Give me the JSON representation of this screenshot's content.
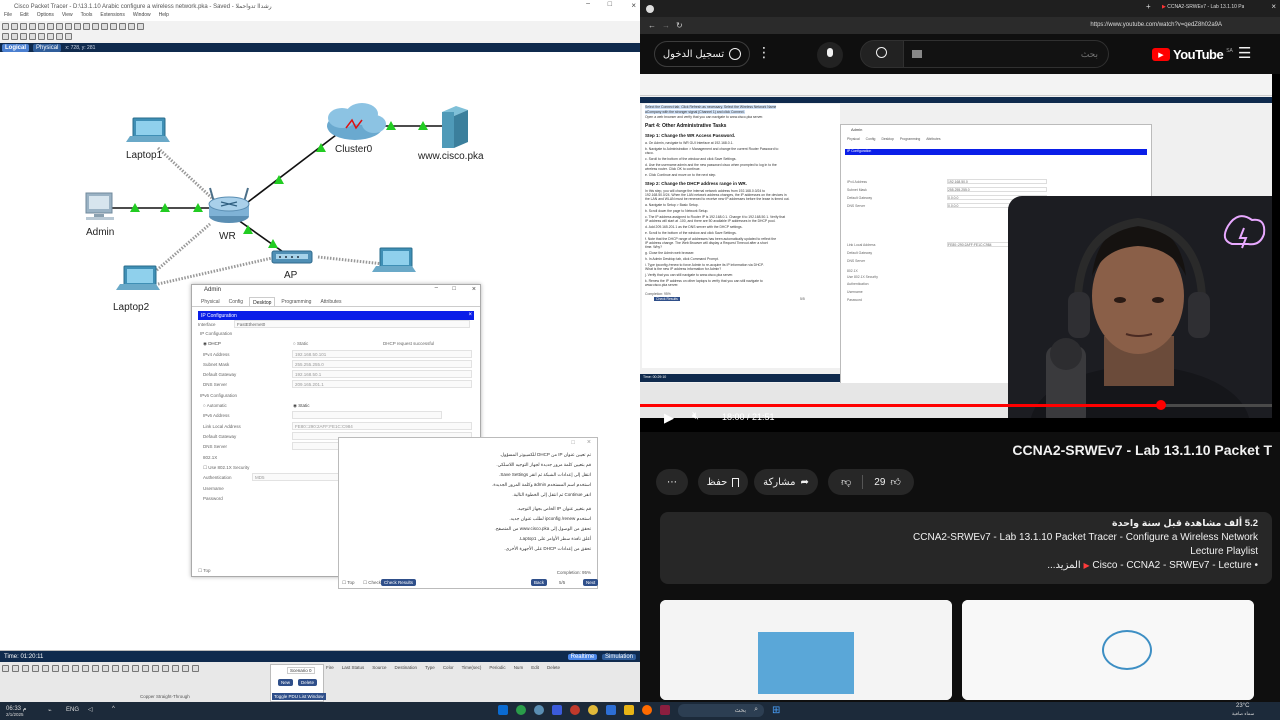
{
  "left_app": {
    "title": "Cisco Packet Tracer - D:\\13.1.10 Arabic configure a wireless network.pka - Saved - رشداا تدواحملا",
    "menu": [
      "File",
      "Edit",
      "Options",
      "View",
      "Tools",
      "Extensions",
      "Window",
      "Help"
    ],
    "tabs": {
      "logical": "Logical",
      "physical": "Physical",
      "coords": "x: 728, y: 281"
    },
    "devices": {
      "laptop1": "Laptop1",
      "admin": "Admin",
      "wr": "WR",
      "laptop2": "Laptop2",
      "cluster0": "Cluster0",
      "server": "www.cisco.pka",
      "ap": "AP"
    },
    "bottom": {
      "time": "Time: 01:20:11",
      "realtime": "Realtime",
      "simulation": "Simulation",
      "scenario": "Scenario 0",
      "new": "New",
      "delete": "Delete",
      "toggle_pdu": "Toggle PDU List Window",
      "pdu_columns": [
        "Fire",
        "Last Status",
        "Source",
        "Destination",
        "Type",
        "Color",
        "Time(sec)",
        "Periodic",
        "Num",
        "Edit",
        "Delete"
      ],
      "connection_hint": "Copper Straight-Through"
    },
    "admin_dialog": {
      "title": "Admin",
      "tabs": [
        "Physical",
        "Config",
        "Desktop",
        "Programming",
        "Attributes"
      ],
      "active_tab": "Desktop",
      "section_header": "IP Configuration",
      "interface_label": "Interface",
      "interface_value": "FastEthernet0",
      "ip_config_label": "IP Configuration",
      "dhcp": "DHCP",
      "static": "Static",
      "dhcp_status": "DHCP request successful",
      "ipv4_label": "IPv4 Address",
      "ipv4_value": "192.168.50.101",
      "subnet_label": "Subnet Mask",
      "subnet_value": "255.255.255.0",
      "gateway_label": "Default Gateway",
      "gateway_value": "192.168.50.1",
      "dns_label": "DNS Server",
      "dns_value": "209.165.201.1",
      "ipv6_section": "IPv6 Configuration",
      "automatic": "Automatic",
      "static6": "Static",
      "ipv6_label": "IPv6 Address",
      "link_local_label": "Link Local Address",
      "link_local_value": "FE80::290:2AFF:FE1C:C984",
      "gateway6_label": "Default Gateway",
      "dns6_label": "DNS Server",
      "dot1x": "802.1X",
      "use_dot1x": "Use 802.1X Security",
      "auth_label": "Authentication",
      "auth_value": "MD5",
      "username_label": "Username",
      "password_label": "Password",
      "top_checkbox": "Top"
    },
    "instruction_panel": {
      "lines": [
        "تم تعيين عنوان IP من DHCP للكمبيوتر المسؤول.",
        "قم بتعيين كلمة مرور جديدة لجهاز التوجيه اللاسلكي.",
        "انتقل إلى إعدادات الشبكة ثم انقر Save Settings.",
        "استخدم اسم المستخدم admin وكلمة المرور الجديدة.",
        "انقر Continue ثم انتقل إلى الخطوة التالية.",
        "قم بتغيير عنوان IP الخاص بجهاز التوجيه.",
        "استخدم ipconfig /renew لطلب عنوان جديد.",
        "تحقق من الوصول إلى www.cisco.pka من المتصفح.",
        "أغلق نافذة سطر الأوامر على Laptop1.",
        "تحقق من إعدادات DHCP على الأجهزة الأخرى."
      ],
      "top": "Top",
      "check": "Check",
      "check_results": "Check Results",
      "back": "Back",
      "page": "5/5",
      "next": "Next",
      "completion": "Completion: 95%"
    }
  },
  "browser": {
    "tab_title": "CCNA2-SRWEv7 - Lab 13.1.10 Pa",
    "url": "https://www.youtube.com/watch?v=qedZ8h02a9A",
    "signin": "تسجيل الدخول",
    "search_placeholder": "بحث",
    "logo": "YouTube",
    "region": "SA"
  },
  "video": {
    "time": "18:00 / 21:51",
    "inner_sections": [
      "Part 4: Other Administrative Tasks",
      "Step 1: Change the WR Access Password.",
      "Step 2: Change the DHCP address range in WR."
    ],
    "inner_dialog_title": "Admin",
    "inner_dialog_tabs": [
      "Physical",
      "Config",
      "Desktop",
      "Programming",
      "Attributes"
    ],
    "inner_ip_header": "IP Configuration",
    "inner_fields": [
      "IPv4 Address",
      "Subnet Mask",
      "Default Gateway",
      "DNS Server",
      "Link Local Address",
      "Default Gateway",
      "DNS Server",
      "802.1X",
      "Use 802.1X Security",
      "Authentication",
      "Username",
      "Password"
    ],
    "inner_values": [
      "192.168.50.0",
      "255.255.255.0",
      "0.0.0.0",
      "0.0.0.0",
      "FE80::290:2AFF:FE1C:C984"
    ],
    "inner_pt_time": "Time: 00:29:10",
    "inner_check_results": "Check Results",
    "inner_page": "5/5",
    "inner_completion": "Completion: 95%",
    "inner_lines": [
      "Select the Connect tab. Click Refresh as necessary. Select the Wireless Network Name",
      "aCompany with the stronger signal (Channel 1) and click Connect.",
      "Open a web browser and verify that you can navigate to www.cisco.pka server.",
      "a.  On Admin, navigate to WR GUI Interface at 192.168.0.1.",
      "b.  Navigate to Administration > Management and change the current Router Password to",
      "    cisco.",
      "c.  Scroll to the bottom of the window and click Save Settings.",
      "d.  Use the username admin and the new password cisco when prompted to log in to the",
      "    wireless router. Click OK to continue.",
      "e.  Click Continue and move on to the next step.",
      "In this step, you will change the internal network address from 192.168.0.0/24 to",
      "192.168.50.0/24. When the LAN network address changes, the IP addresses on the devices in",
      "the LAN and WLAN must be renewed to receive new IP addresses before the lease is timed out.",
      "a.  Navigate to Setup > Basic Setup.",
      "b.  Scroll down the page to Network Setup.",
      "c.  The IP address assigned to Router IP is 192.168.0.1. Change it to 192.168.50.1. Verify that",
      "    IP address will start at .100, and there are 50 available IP addresses in the DHCP pool.",
      "d.  Add 209.165.201.1 as the DNS server with the DHCP settings.",
      "e.  Scroll to the bottom of the window and click Save Settings.",
      "f.  Note that the DHCP range of addresses has been automatically updated to reflect the",
      "    IP address change. The Web Browser will display a Request Timeout after a short",
      "    time. Why?",
      "g.  Close the Admin web browser.",
      "h.  In Admin Desktop tab, click Command Prompt.",
      "i.  Type ipconfig /renew to force Admin to re-acquire its IP information via DHCP.",
      "    What is the new IP address information for Admin?",
      "j.  Verify that you can still navigate to www.cisco.pka server.",
      "k.  Renew the IP address on other laptops to verify that you can still navigate to",
      "    www.cisco.pka server."
    ]
  },
  "meta": {
    "title": "CCNA2-SRWEv7 - Lab 13.1.10 Packet T",
    "likes": "29",
    "share": "مشاركة",
    "save": "حفظ",
    "more": "⋯"
  },
  "description": {
    "views_line": "5.2 ألف مشاهدة  قبل سنة واحدة",
    "title_line": "CCNA2-SRWEv7 - Lab 13.1.10 Packet Tracer - Configure a Wireless Network",
    "playlist_line": "Lecture Playlist",
    "channel_line": "Cisco - CCNA2 - SRWEv7 - Lecture •",
    "more_label": "...المزيد"
  },
  "taskbar": {
    "time": "06:33 م",
    "date": "2/1/2025",
    "lang": "ENG",
    "weather": "23°C",
    "weather_sub": "سماء صافية",
    "search": "بحث"
  },
  "colors": {
    "pt_dark": "#0f2a4d",
    "dialog_header": "#0a1ee8",
    "yt_bg": "#0f0f0f",
    "yt_red": "#ff0000",
    "progress_red": "#ff0000",
    "link_green": "#22cc22"
  }
}
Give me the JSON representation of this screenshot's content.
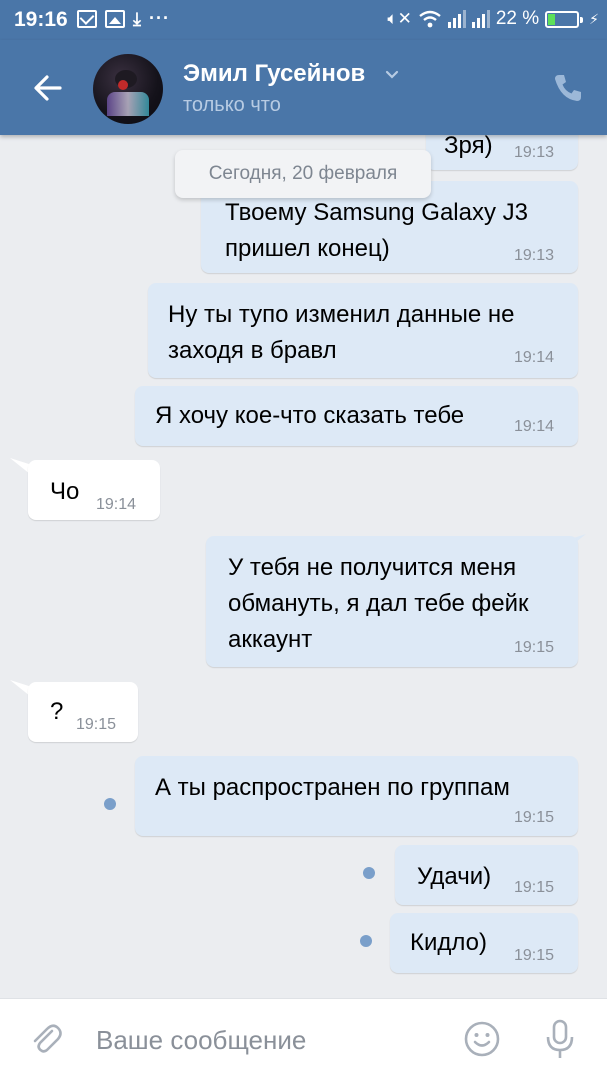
{
  "status_bar": {
    "time": "19:16",
    "more": "···",
    "battery_percent": "22 %",
    "battery_level": 0.22
  },
  "header": {
    "contact_name": "Эмил Гусейнов",
    "status": "только что"
  },
  "date_separator": "Сегодня, 20 февраля",
  "messages": [
    {
      "direction": "out",
      "lines": [
        "Зря)"
      ],
      "time": "19:13"
    },
    {
      "direction": "out",
      "lines": [
        "Твоему Samsung Galaxy J3",
        "пришел конец)"
      ],
      "time": "19:13"
    },
    {
      "direction": "out",
      "lines": [
        "Ну ты тупо изменил данные не",
        "заходя в бравл"
      ],
      "time": "19:14"
    },
    {
      "direction": "out",
      "lines": [
        "Я хочу кое-что сказать тебе"
      ],
      "time": "19:14"
    },
    {
      "direction": "in",
      "lines": [
        "Чо"
      ],
      "time": "19:14"
    },
    {
      "direction": "out",
      "lines": [
        "У тебя не получится меня",
        "обмануть, я дал тебе фейк",
        "аккаунт"
      ],
      "time": "19:15"
    },
    {
      "direction": "in",
      "lines": [
        "?"
      ],
      "time": "19:15"
    },
    {
      "direction": "out",
      "lines": [
        "А ты распространен по группам"
      ],
      "time": "19:15",
      "unread": true
    },
    {
      "direction": "out",
      "lines": [
        "Удачи)"
      ],
      "time": "19:15",
      "unread": true
    },
    {
      "direction": "out",
      "lines": [
        "Кидло)"
      ],
      "time": "19:15",
      "unread": true
    }
  ],
  "composer": {
    "placeholder": "Ваше сообщение"
  },
  "colors": {
    "header_bg": "#4a76a8",
    "outgoing_bubble": "#dde9f6",
    "incoming_bubble": "#ffffff",
    "chat_bg": "#ebedf0",
    "unread_dot": "#7a9fca"
  }
}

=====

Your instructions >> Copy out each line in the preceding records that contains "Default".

Answer for the task >>
      "gateway_label": "Default Gateway",
      "gateway6_label": "Default Gateway",
      "Default Gateway",
      "Default Gateway",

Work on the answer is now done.